Compared to medium controls, the production of TNFα in response to LPS in differentiated macrophages derived from primary monocytes from CD-act patients, was significantly inhibited by 50% by L-CM from L. reuteri ATCC PTA 4659 and by 60% by L-CM from L. reuteri ATCC PTA 6475 (
These data confirm the surprising finding that the different strains of L. reuteri have varying effects on TNFα production by monocytes and differentiated macrophages and that strains L. reuteri ATCC PTA 4659 and L. reuteri ATCC PTA 6475 are particularly suitable for use in the gastro-intestinal tract of humans with inflammatory bowel disease.
Using the method in example 1, the conditioned medium from one effectively TNFα decreasing strain was selected, in this experiment the medium from L. reuteri ATCC PTA-4659. This medium was produced in larger scale by growing the strain in de Man, Rogosa, Sharpe (MRS) (Difco, Sparks, Md.). Overnight cultures of lactobacilli were diluted to an OD600 of 1.0 (representing approximately 109 cells/ml) and further diluted 1:10 and grown for an additional 24 h. Bacterial cell-free conditioned medium was collected by centrifugation at 8500 rpm for 10 min at 4° C. Conditioned medium was separated from the cell pellet and then filtered through a 0.22 μm pore filter unit (Millipore, Bedford, Mass.). The conditioned medium was then lyophilized and formulated, using standard methods, to make a tablet.
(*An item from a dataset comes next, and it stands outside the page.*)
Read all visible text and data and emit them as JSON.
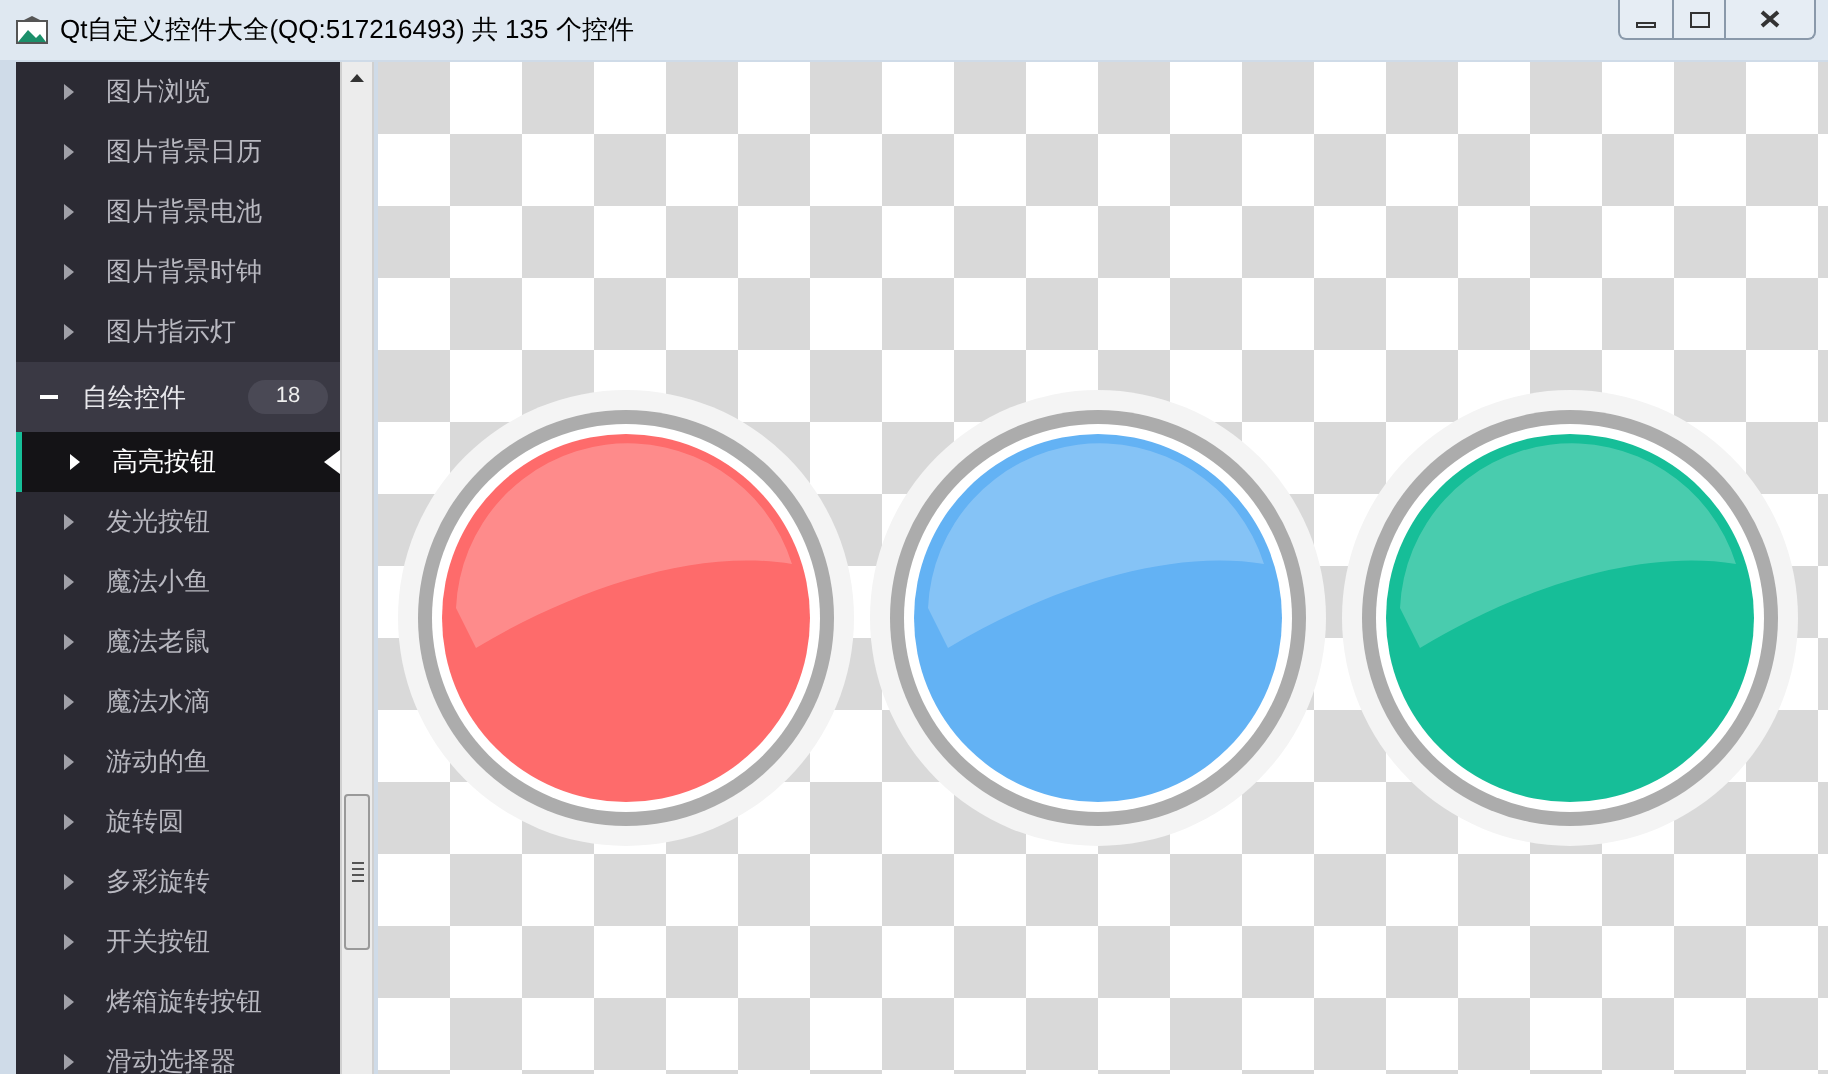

This tablet was used as a drug by humans to effectively treat ulcer caused by IBD.
Using the method in example 1, the conditioned medium from one effectively TNFα decreasing strain was selected, in this experiment the medium from L. reuteri ATCC PTA-4659. The L. reuteri strain was then lyophilized and formulated, using standard methods, to make a capsule. This capsule was used as a drug by humans to effectively effectively reduce inflammation of the mucosa in IBD patients caused by IBD.
Different effective Lactobacillus conditioned media, including the L. reuteri strain ATCC PTA 4659, and L. reuteri ATCC PTA-6475 conditioned medium, were treated with various denaturing compounds to determine the nature of the putative immunomodulins derived from the bacteria. Thus, conditioned media were subjected to repetitive freeze-thawing, heat treatment, digestion with DNA digesting enzymes, proteases and inactivated proteases. The putative immunomodulin was in this way determined to be one or more proteins or peptides in nature. To determine the size of the putative protein immunomodulin, the conditioned medium was fractionated by filtration and the filtrates tested for effectiveness. In this way, the active component of the conditioned media of effective Lactobacillus strains was found to be approx 5 kDa in size or less.
While the invention has been described with reference to specific embodiments, it will be appreciated that numerous variations, modifications, and embodiments are possible, and accordingly, all such variations, modifications, and embodiments are to be regarded as being within the spirit and scope of the invention.